“If you are not operating at the edge of new technologies, you will surely be disrupted,” said Smith on Monday at Consensus 2018, the massive blockchain conference currently being held in New York. “If you are not willing to embrace new technologies like the internet of things and blockchain to face those new threats, you are, maybe subtly, at some point … going to extinction.”
Investing in new, emerging tech could make for a good long-term strategy to make sure your company stays relevant in the vague, uncharted high-tech future. Whether or not this means any short-term improvements in FedEx service remains to be seen, but a couple of ways that they could benefit from using a blockchain have already been suggested.
For example: By tracking shipments on a blockchain, FedEx can instantly settle any disputes about delays, errors, and other problems that could happen along the way. That’s because the blockchain ledger, which is shared by everyone on the network, can’t be altered by any one user, and the information on it is automatically shared with everyone.

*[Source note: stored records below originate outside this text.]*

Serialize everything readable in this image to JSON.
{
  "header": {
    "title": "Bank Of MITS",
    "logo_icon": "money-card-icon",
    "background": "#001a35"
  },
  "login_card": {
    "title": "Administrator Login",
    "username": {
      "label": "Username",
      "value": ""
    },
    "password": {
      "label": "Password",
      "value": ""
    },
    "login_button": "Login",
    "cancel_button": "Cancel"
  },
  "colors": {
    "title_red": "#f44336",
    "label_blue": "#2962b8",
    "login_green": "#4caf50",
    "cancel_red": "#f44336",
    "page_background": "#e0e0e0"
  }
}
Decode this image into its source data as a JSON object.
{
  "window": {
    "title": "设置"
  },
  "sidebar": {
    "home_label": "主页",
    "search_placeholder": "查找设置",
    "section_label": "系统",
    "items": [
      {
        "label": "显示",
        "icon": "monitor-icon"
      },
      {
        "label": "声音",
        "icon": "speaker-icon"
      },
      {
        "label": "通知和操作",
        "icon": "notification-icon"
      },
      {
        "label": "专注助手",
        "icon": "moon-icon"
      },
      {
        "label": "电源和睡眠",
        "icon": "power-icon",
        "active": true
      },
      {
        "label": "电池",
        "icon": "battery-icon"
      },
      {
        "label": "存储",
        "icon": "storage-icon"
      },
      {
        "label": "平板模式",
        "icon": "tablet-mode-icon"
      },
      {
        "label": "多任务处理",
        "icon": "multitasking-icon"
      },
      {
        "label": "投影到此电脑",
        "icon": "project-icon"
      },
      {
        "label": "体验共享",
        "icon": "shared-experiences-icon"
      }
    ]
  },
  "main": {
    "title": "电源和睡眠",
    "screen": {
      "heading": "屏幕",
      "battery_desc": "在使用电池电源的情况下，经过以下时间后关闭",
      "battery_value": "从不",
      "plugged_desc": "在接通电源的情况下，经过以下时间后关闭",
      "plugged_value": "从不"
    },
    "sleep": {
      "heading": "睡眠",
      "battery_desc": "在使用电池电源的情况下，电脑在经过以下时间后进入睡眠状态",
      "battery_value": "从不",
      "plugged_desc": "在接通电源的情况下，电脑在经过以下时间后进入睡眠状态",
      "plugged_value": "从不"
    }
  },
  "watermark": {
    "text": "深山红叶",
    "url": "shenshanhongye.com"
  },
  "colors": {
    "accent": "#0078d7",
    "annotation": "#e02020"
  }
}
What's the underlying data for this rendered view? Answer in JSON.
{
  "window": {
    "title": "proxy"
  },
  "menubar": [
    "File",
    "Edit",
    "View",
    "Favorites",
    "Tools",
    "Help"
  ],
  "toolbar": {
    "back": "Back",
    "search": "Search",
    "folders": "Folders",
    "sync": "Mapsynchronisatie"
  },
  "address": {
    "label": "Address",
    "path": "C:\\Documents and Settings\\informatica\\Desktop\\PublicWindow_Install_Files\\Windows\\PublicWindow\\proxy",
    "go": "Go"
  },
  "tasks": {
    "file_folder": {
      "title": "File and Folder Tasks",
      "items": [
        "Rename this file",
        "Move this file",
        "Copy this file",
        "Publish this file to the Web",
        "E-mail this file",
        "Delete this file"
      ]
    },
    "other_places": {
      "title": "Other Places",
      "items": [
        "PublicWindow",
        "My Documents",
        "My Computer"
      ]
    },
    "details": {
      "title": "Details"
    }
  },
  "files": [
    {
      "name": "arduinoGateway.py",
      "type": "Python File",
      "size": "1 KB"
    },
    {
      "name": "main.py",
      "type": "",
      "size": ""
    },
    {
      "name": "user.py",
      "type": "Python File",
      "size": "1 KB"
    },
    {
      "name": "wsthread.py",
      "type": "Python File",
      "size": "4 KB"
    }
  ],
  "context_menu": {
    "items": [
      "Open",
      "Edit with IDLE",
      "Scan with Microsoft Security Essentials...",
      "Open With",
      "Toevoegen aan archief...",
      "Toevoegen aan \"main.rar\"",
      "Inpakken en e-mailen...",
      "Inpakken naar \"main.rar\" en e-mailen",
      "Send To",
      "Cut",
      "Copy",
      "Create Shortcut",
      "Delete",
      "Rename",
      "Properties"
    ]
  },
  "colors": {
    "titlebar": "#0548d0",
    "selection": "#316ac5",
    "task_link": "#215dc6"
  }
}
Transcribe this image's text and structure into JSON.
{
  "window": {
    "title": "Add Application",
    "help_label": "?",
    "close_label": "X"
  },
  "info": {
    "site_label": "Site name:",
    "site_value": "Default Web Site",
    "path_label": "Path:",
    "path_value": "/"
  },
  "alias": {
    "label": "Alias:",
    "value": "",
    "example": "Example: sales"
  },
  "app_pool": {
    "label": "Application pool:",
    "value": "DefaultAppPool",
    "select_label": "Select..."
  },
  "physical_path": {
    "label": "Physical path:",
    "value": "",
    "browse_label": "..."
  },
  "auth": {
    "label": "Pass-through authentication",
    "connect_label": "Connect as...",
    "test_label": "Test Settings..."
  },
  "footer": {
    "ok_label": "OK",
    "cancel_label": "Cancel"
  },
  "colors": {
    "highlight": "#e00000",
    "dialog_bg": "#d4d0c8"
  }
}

But again, the ultimate problem with blockchain is a human one: While nobody could change the information on the ledger, someone could theoretically enter false information on a ledger, which is then distributed to everyone on that ledger (just because you have an unchangeable record of something doesn’t make that record true). As the old zen koan goes: If a package on the FedEx blockchain “falls off the truck,” was it ever there to begin with?
Whatever the case may be, FedEx argues that using blockchain technology will lower costs and help everything run smoothly while also leveraging the company as more up-to-date than any competitors. The company is also investing in drone flights and new tracking devices, according to Bloomberg. Hopefully one involves a sting operation on the shady neighbor who keeps swiping your Blue Apron — that would be innovative shipping.